WORK ORDER →
The lines you return should be those containing the string "sint", taken from the data below.

Start of Block

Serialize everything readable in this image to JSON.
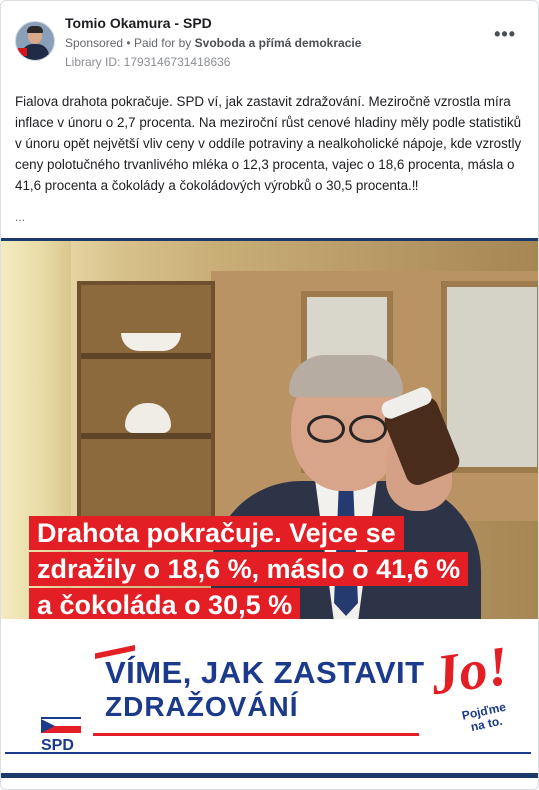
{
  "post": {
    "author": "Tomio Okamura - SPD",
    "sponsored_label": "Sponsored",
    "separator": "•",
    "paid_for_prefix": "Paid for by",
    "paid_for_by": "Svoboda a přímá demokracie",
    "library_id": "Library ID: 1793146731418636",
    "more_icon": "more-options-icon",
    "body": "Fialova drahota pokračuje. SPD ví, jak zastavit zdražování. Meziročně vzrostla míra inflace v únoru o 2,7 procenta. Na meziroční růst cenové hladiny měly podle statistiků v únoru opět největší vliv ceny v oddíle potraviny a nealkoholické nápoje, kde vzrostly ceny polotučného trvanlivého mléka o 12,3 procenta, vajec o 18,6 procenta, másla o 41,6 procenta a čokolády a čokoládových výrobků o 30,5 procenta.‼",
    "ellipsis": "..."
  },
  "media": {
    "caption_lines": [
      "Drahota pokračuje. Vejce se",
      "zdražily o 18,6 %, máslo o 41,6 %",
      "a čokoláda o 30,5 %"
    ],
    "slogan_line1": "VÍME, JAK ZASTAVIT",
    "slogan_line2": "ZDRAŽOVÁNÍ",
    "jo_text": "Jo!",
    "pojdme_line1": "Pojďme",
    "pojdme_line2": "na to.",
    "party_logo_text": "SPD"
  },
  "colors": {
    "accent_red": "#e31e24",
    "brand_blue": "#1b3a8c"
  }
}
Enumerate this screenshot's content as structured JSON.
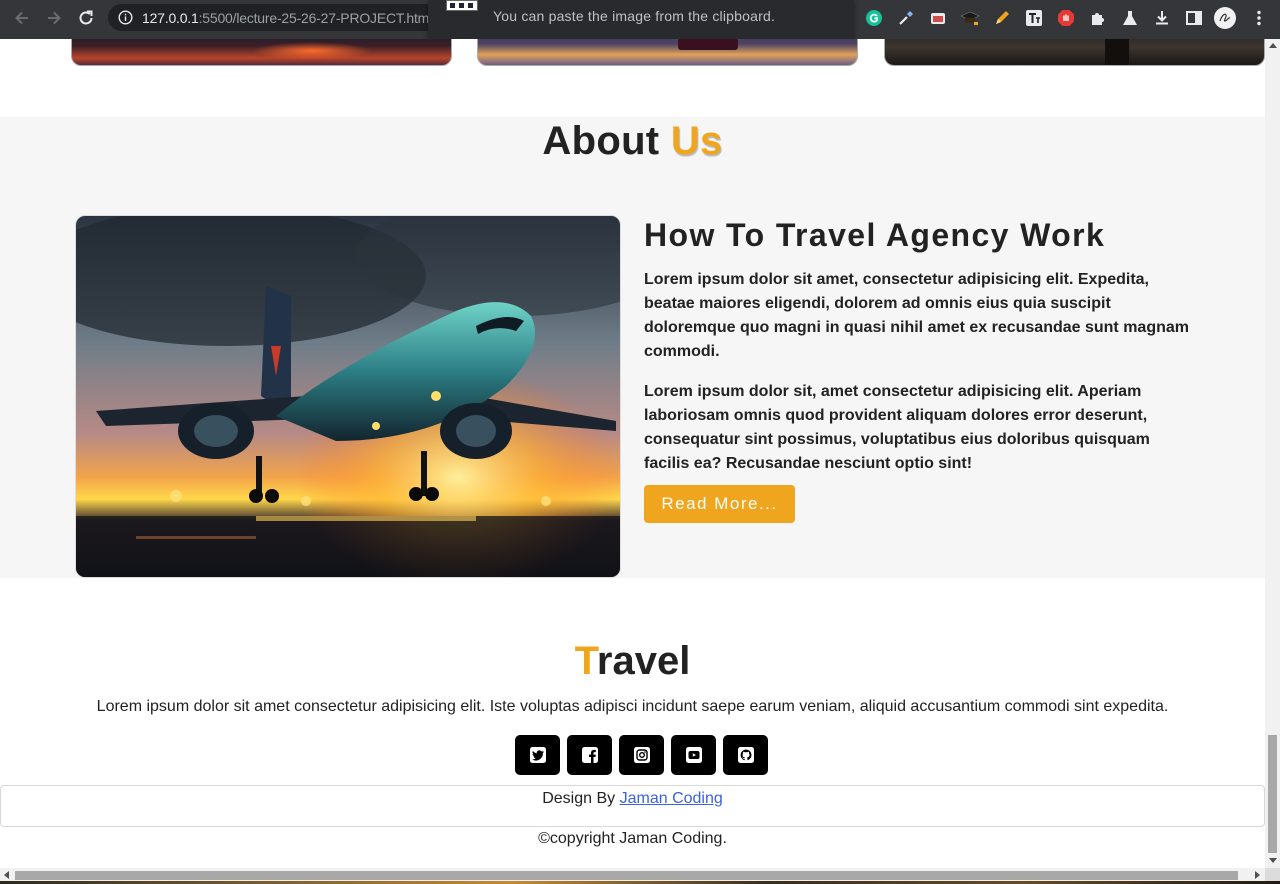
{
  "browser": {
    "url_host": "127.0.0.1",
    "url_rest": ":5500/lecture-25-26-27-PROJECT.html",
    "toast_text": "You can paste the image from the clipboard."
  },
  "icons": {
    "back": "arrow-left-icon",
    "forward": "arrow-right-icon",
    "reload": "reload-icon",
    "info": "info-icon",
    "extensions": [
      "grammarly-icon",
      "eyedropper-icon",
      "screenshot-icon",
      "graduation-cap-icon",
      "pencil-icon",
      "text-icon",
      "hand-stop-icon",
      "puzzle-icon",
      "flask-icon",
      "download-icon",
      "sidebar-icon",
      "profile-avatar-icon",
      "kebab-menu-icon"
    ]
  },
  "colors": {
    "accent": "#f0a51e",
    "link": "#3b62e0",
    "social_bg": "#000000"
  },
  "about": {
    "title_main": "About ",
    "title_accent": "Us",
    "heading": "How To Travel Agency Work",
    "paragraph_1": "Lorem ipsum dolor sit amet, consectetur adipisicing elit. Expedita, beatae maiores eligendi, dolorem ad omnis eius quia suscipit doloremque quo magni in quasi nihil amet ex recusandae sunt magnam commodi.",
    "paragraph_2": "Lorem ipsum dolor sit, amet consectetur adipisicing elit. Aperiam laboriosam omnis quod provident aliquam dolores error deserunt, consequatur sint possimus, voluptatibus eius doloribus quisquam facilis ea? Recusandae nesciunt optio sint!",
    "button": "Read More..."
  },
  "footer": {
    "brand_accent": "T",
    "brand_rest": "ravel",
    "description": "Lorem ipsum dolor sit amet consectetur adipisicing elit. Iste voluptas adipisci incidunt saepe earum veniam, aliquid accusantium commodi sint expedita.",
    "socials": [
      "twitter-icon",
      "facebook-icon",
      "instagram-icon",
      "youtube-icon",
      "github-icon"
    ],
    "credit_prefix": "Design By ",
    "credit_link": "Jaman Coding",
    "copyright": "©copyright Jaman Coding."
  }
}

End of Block

SOLUTION TO THE PROBLEM →
    "paragraph_2": "Lorem ipsum dolor sit, amet consectetur adipisicing elit. Aperiam laboriosam omnis quod provident aliquam dolores error deserunt, consequatur sint possimus, voluptatibus eius doloribus quisquam facilis ea? Recusandae nesciunt optio sint!",
    "description": "Lorem ipsum dolor sit amet consectetur adipisicing elit. Iste voluptas adipisci incidunt saepe earum veniam, aliquid accusantium commodi sint expedita.",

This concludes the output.